I love to read. I’m a diverse reader, and will pretty much read anything I can get my hands on.
I would have to say that my favorite genre, though it generally targets an audience younger than my twenty-two year old self, is Young Adult. Not only is it my favorite genre to read; it will be the genre that I write if I ever actually write a novel.
I generally make pretty decent literary choices, but last month I decided to tackle a series that has exploded onto the literary map: the Fifty Shades series.
A bit of background: in addition to being a writing major, I am currently pursuing a women’s studies minor. Each student in the program has to spend an entire semester researching something having to do with gender studies. After much thinking, I decided to do a study of the portrayal of female heroines in pop culture. The study, which will take place this fall, is going to intensely examine the female protagonists in the Hunger Games series, the Harry Potter series, and the Twilight series. I chose these three stories because of the differences in the way females are portrayed, and because they all have large fan bases. After examining these protagonists, I plan to look at the influences that these characters have on young women in our society.
While planning this project with my professor, we were talking (mostly bashing) about Twilight, and she asked if I had heard of the 50 Shades series. I had heard of it, yes, but had no real desire to read it. She mentioned that it began as a Twilight fan-fiction, but evolved into its own story. She also explained that Ana, the main character, was so similar to Bella that it may be worth it to use these books in my study as well.
Begrudgingly, I began reading. Immediately I could pick up the similarities between 50 Shades and Twilight, though I had not touched the Twilight books since high school. I was quickly irritated by the author’s use of British words coming from American characters — I got very tired of hearing Ana say she looked ‘smart’. (I’m sorry, but if you’re going to write characters from a country other than your own, please do some research.)
I kept reading. I wouldn’t say the book gripped me or anything, but I’m one of those people that has to finish a book once it’s started. It’s not the best series I’ve ever read, and I do think that the author could have combined all three books into one, but if nothing else, it has definitely been an interesting read.

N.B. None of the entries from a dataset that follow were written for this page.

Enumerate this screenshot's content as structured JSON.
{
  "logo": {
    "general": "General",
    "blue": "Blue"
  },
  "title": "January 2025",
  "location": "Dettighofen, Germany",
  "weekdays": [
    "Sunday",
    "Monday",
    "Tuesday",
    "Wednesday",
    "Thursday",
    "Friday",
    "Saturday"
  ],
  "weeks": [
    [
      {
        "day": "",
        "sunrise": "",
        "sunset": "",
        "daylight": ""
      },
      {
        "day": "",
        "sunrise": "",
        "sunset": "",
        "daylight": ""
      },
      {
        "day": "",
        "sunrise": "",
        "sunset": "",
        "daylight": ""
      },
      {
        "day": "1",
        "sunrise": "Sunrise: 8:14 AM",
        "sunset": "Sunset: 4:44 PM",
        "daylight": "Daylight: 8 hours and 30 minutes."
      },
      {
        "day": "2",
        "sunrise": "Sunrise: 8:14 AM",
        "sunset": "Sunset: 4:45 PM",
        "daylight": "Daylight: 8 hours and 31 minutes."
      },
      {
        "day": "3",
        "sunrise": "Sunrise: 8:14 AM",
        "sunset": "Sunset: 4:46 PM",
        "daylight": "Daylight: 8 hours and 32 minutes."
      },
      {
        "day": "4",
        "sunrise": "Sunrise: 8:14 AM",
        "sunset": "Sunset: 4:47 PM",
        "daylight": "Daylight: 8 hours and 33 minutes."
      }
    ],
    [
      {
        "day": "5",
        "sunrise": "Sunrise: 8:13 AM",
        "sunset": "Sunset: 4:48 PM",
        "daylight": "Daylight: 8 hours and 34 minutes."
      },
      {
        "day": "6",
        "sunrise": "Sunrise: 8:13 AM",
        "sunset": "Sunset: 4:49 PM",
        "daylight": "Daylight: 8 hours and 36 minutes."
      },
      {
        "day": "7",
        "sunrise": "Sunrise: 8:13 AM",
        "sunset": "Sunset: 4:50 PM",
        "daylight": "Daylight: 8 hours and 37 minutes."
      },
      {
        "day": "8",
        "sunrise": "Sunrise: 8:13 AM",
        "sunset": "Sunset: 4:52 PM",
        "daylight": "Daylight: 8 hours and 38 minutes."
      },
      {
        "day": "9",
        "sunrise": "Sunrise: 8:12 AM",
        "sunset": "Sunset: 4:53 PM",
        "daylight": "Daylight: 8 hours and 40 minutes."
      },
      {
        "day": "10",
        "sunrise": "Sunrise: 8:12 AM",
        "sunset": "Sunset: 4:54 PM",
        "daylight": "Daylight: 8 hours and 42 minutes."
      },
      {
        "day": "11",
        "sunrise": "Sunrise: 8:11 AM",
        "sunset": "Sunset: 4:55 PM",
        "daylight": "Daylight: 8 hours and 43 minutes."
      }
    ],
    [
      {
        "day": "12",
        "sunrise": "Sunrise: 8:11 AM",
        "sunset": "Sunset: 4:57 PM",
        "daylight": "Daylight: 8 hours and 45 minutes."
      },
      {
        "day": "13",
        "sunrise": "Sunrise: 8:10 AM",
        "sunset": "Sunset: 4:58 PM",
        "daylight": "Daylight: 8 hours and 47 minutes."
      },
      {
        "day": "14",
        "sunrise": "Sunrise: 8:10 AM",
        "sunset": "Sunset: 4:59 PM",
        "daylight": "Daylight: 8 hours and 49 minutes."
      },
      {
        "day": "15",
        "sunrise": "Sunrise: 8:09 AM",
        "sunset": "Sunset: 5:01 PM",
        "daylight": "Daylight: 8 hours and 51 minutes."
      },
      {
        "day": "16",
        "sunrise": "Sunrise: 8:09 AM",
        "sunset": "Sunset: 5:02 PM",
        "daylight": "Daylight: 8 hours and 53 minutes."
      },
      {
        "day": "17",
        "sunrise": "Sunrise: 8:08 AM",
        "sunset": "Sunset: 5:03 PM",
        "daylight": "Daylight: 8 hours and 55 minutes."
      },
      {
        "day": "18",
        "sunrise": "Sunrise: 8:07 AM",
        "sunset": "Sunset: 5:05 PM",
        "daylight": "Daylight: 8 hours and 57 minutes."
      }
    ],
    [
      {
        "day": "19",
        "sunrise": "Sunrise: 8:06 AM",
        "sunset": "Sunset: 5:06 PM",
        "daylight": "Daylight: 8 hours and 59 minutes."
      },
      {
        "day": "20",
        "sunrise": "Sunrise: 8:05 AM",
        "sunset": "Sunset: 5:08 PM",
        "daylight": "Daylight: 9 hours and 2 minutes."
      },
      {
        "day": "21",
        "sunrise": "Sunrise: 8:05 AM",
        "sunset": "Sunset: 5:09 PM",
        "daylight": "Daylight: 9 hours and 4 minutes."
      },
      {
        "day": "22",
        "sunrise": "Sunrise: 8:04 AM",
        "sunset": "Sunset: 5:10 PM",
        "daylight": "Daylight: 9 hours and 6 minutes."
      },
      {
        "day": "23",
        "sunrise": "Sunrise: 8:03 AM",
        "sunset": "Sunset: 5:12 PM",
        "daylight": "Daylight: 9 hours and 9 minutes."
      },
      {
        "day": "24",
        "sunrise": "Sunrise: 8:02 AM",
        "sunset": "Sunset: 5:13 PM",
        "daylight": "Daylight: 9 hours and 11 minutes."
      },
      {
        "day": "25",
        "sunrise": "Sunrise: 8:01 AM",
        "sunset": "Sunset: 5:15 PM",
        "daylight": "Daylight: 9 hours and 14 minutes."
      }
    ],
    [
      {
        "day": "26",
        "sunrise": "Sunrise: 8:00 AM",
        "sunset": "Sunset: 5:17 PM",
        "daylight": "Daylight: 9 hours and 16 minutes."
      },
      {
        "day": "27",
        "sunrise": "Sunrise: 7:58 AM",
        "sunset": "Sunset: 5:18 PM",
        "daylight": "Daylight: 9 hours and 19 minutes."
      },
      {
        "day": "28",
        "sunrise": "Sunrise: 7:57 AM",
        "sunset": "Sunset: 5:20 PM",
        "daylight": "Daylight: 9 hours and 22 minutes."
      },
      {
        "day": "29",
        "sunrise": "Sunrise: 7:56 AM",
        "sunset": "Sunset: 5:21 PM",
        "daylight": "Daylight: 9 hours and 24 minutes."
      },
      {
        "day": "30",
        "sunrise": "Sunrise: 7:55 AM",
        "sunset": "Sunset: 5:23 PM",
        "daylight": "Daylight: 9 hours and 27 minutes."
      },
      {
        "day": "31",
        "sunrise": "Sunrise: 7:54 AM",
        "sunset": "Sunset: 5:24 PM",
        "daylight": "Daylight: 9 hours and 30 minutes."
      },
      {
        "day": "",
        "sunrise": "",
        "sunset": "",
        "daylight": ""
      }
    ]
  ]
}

I am now well into the third book and am still not sure why I’m reading them. I can see why they are so popular, but the popularity scares me. Ana and Christian are not the types of characters who need to be idolized — he admittedly stifles her (physically and emotionally), and their relationship is based purely on sex. That kind of life may absolutely work for some people, but for others, it may do more harm than good.
It’ll be interesting to see if they can make a movie out of this that has any less than an X rating… I swear, every few pages is another sex scene. Sex in novels doesn’t normally bother me, but the 50 Shades series relies a bit too heavily on graphic sex scenes.
I’m looking forward to finishing book 3 and moving on to bigger and better things.
EDIT: Author Jodi Picoult’s twitter blew up with a debate on 50 Shades … here was one of her more memorable responses.
She does have a point.